Texas Governor's Tea Party Threat Shakes Things Up
The tea party movement had its day and then some on April 15, 2009, as citizens from across the country gathered in large cities and small towns to declare their opposition to excessive taxation from an ever-expanding federal government. In the spirit of the Boston Tea Party of 1773, these gatherings were meant to be a line in the sand, a message for tax and spend Democrats in D.C. to hit the brakes on their agenda. And if that message wasn't clear enough with the thousands who attended Sean Hannity's Atlanta tea party or Glenn Beck's party in San Antonio, it was clear after Texas Governor Rick Perry spoke to a modest gathering of 1500 people outside Austin City Hall.
When Perry addressed those gathered in Austin, he spoke as one of them and mocked the Department of Homeland Security's warning that tea-party participants could be part of "right-wing extremist radicalization." Said Perry: "I'm just not real sure you're a bunch of right-wing extremists. But if you are, we're with you." He then told the cheering crowd: "We will not stand our pockets being picked, our children's future being mortgaged, our rights being taken away."
Yet as important and poignant as Perry's words were to those gathered outside City Hall, it's what he said to reporters afterward that set the blogosphere ablaze: "My hope is that America and Washington in particular pays attention. We've got a great union. There's absolutely no reason to dissolve it. But if Washington continues to thumb their nose at the American people, who knows what may come of that." While Perry didn't come right out and use the "s-word" (secede), you can sure bet that's what he meant, and he made it crystal clear by adding: "Texas is a unique place. When we came into the union in 1845, one of the issues was that we would be able to leave if we decided to do that."
It seems the folks at thinkprogress.org certainly got the message. Immediately after news of Perry's post-speech comments broke, they posted the headline: "Gov. Rick Perry: Texas Might Have to Secede." Below the headline, bloggers for thinkprogress.org posted some really intellectual questions about secession. One of the best was: "The South is going to secede? Again? Are they bringing back slavery, too?"
The idea of secession gets under the skin of liberals like few other things can. And this is so because secession trumps their power grabs.
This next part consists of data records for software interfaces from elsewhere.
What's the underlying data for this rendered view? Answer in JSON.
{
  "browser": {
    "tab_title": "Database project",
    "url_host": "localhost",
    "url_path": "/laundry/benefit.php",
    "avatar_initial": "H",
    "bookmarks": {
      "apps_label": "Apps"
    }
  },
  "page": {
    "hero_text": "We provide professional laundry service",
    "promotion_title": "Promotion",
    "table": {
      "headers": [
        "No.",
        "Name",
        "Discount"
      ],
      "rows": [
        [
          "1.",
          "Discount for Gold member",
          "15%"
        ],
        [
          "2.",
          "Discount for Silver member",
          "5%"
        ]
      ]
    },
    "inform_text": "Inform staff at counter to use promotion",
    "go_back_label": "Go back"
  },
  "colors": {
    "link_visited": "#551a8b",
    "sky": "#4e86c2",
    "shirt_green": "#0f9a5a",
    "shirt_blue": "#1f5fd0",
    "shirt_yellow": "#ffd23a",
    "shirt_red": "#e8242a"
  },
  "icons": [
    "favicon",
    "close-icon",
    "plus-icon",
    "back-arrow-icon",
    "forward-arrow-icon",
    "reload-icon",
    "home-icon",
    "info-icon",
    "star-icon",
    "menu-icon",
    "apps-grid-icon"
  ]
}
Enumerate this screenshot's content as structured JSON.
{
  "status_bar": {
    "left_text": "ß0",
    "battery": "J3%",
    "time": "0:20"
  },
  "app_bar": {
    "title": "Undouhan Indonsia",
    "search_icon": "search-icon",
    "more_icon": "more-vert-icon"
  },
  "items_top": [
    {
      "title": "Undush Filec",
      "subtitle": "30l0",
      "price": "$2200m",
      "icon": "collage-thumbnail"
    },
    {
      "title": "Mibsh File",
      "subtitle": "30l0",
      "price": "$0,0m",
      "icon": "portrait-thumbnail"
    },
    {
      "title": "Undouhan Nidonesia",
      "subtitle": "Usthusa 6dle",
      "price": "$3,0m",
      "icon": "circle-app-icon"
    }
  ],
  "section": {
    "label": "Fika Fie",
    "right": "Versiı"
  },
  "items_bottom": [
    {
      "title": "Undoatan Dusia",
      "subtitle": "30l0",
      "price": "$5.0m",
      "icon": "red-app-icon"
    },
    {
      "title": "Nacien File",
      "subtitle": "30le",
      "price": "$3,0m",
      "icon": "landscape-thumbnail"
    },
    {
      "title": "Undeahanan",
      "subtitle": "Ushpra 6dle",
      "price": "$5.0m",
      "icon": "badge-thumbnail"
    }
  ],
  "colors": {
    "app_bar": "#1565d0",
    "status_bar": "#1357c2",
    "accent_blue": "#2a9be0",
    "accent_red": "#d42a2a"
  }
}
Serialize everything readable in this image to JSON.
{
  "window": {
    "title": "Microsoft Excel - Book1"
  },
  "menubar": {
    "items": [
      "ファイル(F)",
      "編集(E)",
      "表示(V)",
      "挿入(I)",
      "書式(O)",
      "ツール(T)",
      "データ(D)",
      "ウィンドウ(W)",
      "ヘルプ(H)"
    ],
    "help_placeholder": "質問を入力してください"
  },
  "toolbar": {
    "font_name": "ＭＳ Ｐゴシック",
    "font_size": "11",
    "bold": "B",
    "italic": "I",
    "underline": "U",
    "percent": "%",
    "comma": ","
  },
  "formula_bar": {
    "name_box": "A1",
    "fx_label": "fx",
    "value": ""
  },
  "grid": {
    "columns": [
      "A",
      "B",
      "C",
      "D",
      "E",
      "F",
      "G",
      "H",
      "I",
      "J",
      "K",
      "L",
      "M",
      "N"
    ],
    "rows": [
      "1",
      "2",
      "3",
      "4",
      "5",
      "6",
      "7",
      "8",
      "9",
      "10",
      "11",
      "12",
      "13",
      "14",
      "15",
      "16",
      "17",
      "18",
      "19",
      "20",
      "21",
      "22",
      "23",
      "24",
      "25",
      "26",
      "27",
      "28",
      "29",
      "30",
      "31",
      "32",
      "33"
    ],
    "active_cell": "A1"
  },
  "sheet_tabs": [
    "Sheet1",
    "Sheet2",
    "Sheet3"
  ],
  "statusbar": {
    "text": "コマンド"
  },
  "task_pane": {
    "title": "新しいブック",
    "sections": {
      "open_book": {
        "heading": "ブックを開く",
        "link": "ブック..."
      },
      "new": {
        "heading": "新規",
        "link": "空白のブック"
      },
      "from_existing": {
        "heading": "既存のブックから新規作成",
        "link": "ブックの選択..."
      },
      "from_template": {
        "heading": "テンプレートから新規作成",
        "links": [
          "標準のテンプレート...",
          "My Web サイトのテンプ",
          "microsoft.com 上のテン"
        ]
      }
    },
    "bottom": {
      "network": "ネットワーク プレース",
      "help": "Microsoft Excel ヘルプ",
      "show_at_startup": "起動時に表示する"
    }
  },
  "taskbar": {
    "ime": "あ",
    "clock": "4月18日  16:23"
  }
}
When someone like Perry says his state has the right to leave the union if the federal government doesn't uphold their end of the bargain, it's a stark reminder that "the federal government exists by and for the states, not the other way around."
And Perry has been open to the thought of breaking with the union as a last resort for some time now. Just last week, on April 9, he announced his support for Texas House Concurrent Resolution 50 (HCR 50), one of the many Tenth Amendment resolutions currently being passed at the state level.
According to the Tenth Amendment: "The powers not delegated to the United States by the Constitution, nor prohibited by it to the States, are reserved to the States respectively, or to the people." In light of these words, Perry supported the Texas legislature in demanding that the federal government "cease and desist" the usurpation of states' rights and its blatant disregard of the U.S. Constitution. The Texas resolution also demands that, "all compulsory federal legislation that directs states to comply under threat of civil or criminal penalties ... or that requires states to pass legislation or lose federal funding be prohibited or repealed."
When Perry announced his support of HCR 50, he said: "I believe that returning to the letter and spirit of the U.S. Constitution and its essential Tenth Amendment will free our state from undue regulations, and ultimately strengthen our Union. ... I believe that our federal government has become oppressive in its size, its intrusion into the lives of our citizens, and its interference with the affairs of our state."
Although 15 other states -- Indiana, West Virginia, Kentucky, Tennessee, Georgia, Kansas, Washington, New Hampshire, Arizona, Montana, Michigan, Missouri, Oklahoma, Minnesota, and South Carolina -- have at least introduced a Tenth Amendment resolution in their state assemblies or legislatures, none have enjoyed the forthright gubernatorial leadership Texas has experienced with Perry.
Texas is its own place, and with a governor like Perry it will certainly remain that way.